What is needed
Copy the records below in full, keeping each word as it is but omitting the pictures.

┌─ Data

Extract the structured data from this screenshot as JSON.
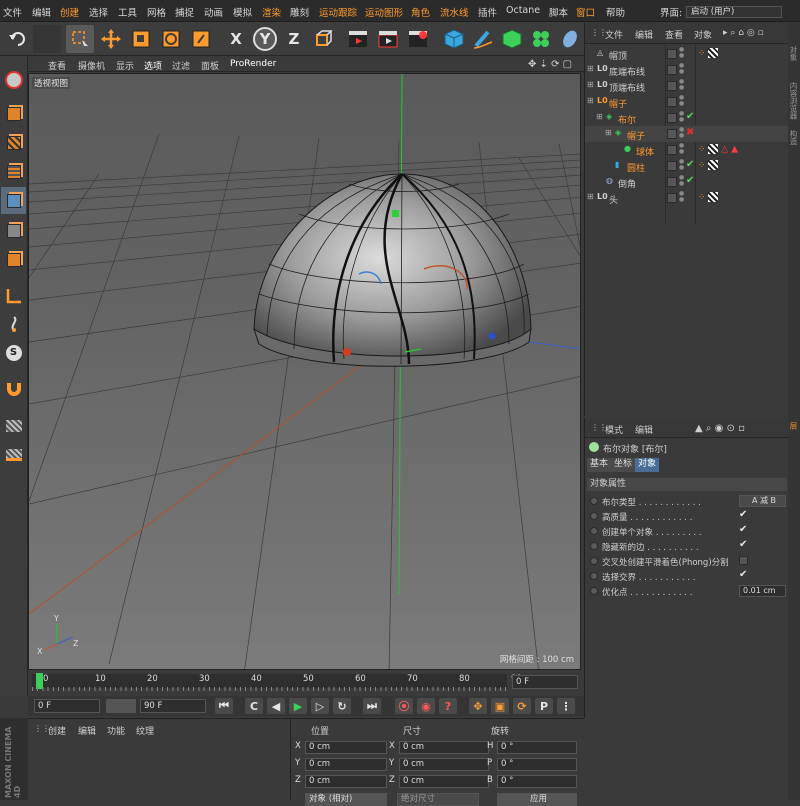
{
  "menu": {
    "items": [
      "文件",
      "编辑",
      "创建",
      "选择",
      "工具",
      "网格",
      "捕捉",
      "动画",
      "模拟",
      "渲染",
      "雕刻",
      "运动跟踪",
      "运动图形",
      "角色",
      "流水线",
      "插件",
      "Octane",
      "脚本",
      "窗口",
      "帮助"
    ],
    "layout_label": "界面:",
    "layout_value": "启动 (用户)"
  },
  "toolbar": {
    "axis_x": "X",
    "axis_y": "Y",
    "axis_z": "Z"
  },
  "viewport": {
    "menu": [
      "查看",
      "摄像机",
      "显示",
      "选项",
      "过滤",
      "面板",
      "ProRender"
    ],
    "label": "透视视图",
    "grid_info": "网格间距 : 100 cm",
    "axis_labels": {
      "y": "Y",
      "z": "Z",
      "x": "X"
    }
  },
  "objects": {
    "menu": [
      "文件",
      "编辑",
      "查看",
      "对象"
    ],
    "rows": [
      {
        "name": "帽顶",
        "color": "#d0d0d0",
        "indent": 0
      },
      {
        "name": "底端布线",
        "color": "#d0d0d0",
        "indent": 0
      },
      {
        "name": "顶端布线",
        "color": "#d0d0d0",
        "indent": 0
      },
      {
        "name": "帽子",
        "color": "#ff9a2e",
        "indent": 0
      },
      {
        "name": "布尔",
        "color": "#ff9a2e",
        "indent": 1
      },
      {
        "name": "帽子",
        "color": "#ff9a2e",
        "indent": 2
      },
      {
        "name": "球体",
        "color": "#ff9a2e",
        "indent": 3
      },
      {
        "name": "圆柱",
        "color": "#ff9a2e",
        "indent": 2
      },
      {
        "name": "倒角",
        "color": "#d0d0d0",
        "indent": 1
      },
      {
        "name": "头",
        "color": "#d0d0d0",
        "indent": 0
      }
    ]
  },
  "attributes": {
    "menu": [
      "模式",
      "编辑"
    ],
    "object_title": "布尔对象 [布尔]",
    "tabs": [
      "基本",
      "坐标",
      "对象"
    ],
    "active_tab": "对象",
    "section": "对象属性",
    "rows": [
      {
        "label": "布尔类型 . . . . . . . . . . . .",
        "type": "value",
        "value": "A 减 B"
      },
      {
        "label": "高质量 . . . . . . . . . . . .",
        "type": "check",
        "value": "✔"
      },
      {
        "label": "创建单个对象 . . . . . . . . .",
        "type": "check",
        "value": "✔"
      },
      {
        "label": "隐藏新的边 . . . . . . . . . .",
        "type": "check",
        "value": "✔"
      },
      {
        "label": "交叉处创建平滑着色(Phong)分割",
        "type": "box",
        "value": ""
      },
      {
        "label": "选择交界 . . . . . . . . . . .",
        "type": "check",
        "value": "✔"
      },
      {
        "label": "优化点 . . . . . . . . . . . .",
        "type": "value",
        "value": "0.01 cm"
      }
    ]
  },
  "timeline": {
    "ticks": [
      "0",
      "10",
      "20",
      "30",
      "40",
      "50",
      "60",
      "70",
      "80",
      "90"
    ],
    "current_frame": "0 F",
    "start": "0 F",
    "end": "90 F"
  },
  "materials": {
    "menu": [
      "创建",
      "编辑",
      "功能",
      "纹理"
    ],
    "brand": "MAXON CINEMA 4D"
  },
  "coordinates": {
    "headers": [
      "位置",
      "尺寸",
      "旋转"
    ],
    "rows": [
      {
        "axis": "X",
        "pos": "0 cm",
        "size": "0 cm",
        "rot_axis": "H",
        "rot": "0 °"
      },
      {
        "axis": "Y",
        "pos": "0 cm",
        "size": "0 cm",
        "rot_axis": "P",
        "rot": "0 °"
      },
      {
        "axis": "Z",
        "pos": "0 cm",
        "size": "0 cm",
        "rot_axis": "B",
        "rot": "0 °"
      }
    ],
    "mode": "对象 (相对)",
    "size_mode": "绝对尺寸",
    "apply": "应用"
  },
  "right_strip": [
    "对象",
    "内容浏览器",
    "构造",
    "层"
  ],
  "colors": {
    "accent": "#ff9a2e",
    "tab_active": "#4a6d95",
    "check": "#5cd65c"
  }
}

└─

Solved problem
Extract the structured data from this screenshot as JSON.
{
  "menu": {
    "items": [
      "文件",
      "编辑",
      "创建",
      "选择",
      "工具",
      "网格",
      "捕捉",
      "动画",
      "模拟",
      "渲染",
      "雕刻",
      "运动跟踪",
      "运动图形",
      "角色",
      "流水线",
      "插件",
      "Octane",
      "脚本",
      "窗口",
      "帮助"
    ],
    "layout_label": "界面:",
    "layout_value": "启动 (用户)"
  },
  "toolbar": {
    "axis_x": "X",
    "axis_y": "Y",
    "axis_z": "Z"
  },
  "viewport": {
    "menu": [
      "查看",
      "摄像机",
      "显示",
      "选项",
      "过滤",
      "面板",
      "ProRender"
    ],
    "label": "透视视图",
    "grid_info": "网格间距 : 100 cm",
    "axis_labels": {
      "y": "Y",
      "z": "Z",
      "x": "X"
    }
  },
  "objects": {
    "menu": [
      "文件",
      "编辑",
      "查看",
      "对象"
    ],
    "rows": [
      {
        "name": "帽顶",
        "color": "#d0d0d0",
        "indent": 0
      },
      {
        "name": "底端布线",
        "color": "#d0d0d0",
        "indent": 0
      },
      {
        "name": "顶端布线",
        "color": "#d0d0d0",
        "indent": 0
      },
      {
        "name": "帽子",
        "color": "#ff9a2e",
        "indent": 0
      },
      {
        "name": "布尔",
        "color": "#ff9a2e",
        "indent": 1
      },
      {
        "name": "帽子",
        "color": "#ff9a2e",
        "indent": 2
      },
      {
        "name": "球体",
        "color": "#ff9a2e",
        "indent": 3
      },
      {
        "name": "圆柱",
        "color": "#ff9a2e",
        "indent": 2
      },
      {
        "name": "倒角",
        "color": "#d0d0d0",
        "indent": 1
      },
      {
        "name": "头",
        "color": "#d0d0d0",
        "indent": 0
      }
    ]
  },
  "attributes": {
    "menu": [
      "模式",
      "编辑"
    ],
    "object_title": "布尔对象 [布尔]",
    "tabs": [
      "基本",
      "坐标",
      "对象"
    ],
    "active_tab": "对象",
    "section": "对象属性",
    "rows": [
      {
        "label": "布尔类型 . . . . . . . . . . . .",
        "type": "value",
        "value": "A 减 B"
      },
      {
        "label": "高质量 . . . . . . . . . . . .",
        "type": "check",
        "value": "✔"
      },
      {
        "label": "创建单个对象 . . . . . . . . .",
        "type": "check",
        "value": "✔"
      },
      {
        "label": "隐藏新的边 . . . . . . . . . .",
        "type": "check",
        "value": "✔"
      },
      {
        "label": "交叉处创建平滑着色(Phong)分割",
        "type": "box",
        "value": ""
      },
      {
        "label": "选择交界 . . . . . . . . . . .",
        "type": "check",
        "value": "✔"
      },
      {
        "label": "优化点 . . . . . . . . . . . .",
        "type": "value",
        "value": "0.01 cm"
      }
    ]
  },
  "timeline": {
    "ticks": [
      "0",
      "10",
      "20",
      "30",
      "40",
      "50",
      "60",
      "70",
      "80",
      "90"
    ],
    "current_frame": "0 F",
    "start": "0 F",
    "end": "90 F"
  },
  "materials": {
    "menu": [
      "创建",
      "编辑",
      "功能",
      "纹理"
    ],
    "brand": "MAXON CINEMA 4D"
  },
  "coordinates": {
    "headers": [
      "位置",
      "尺寸",
      "旋转"
    ],
    "rows": [
      {
        "axis": "X",
        "pos": "0 cm",
        "size": "0 cm",
        "rot_axis": "H",
        "rot": "0 °"
      },
      {
        "axis": "Y",
        "pos": "0 cm",
        "size": "0 cm",
        "rot_axis": "P",
        "rot": "0 °"
      },
      {
        "axis": "Z",
        "pos": "0 cm",
        "size": "0 cm",
        "rot_axis": "B",
        "rot": "0 °"
      }
    ],
    "mode": "对象 (相对)",
    "size_mode": "绝对尺寸",
    "apply": "应用"
  },
  "right_strip": [
    "对象",
    "内容浏览器",
    "构造",
    "层"
  ],
  "colors": {
    "accent": "#ff9a2e",
    "tab_active": "#4a6d95",
    "check": "#5cd65c"
  }
}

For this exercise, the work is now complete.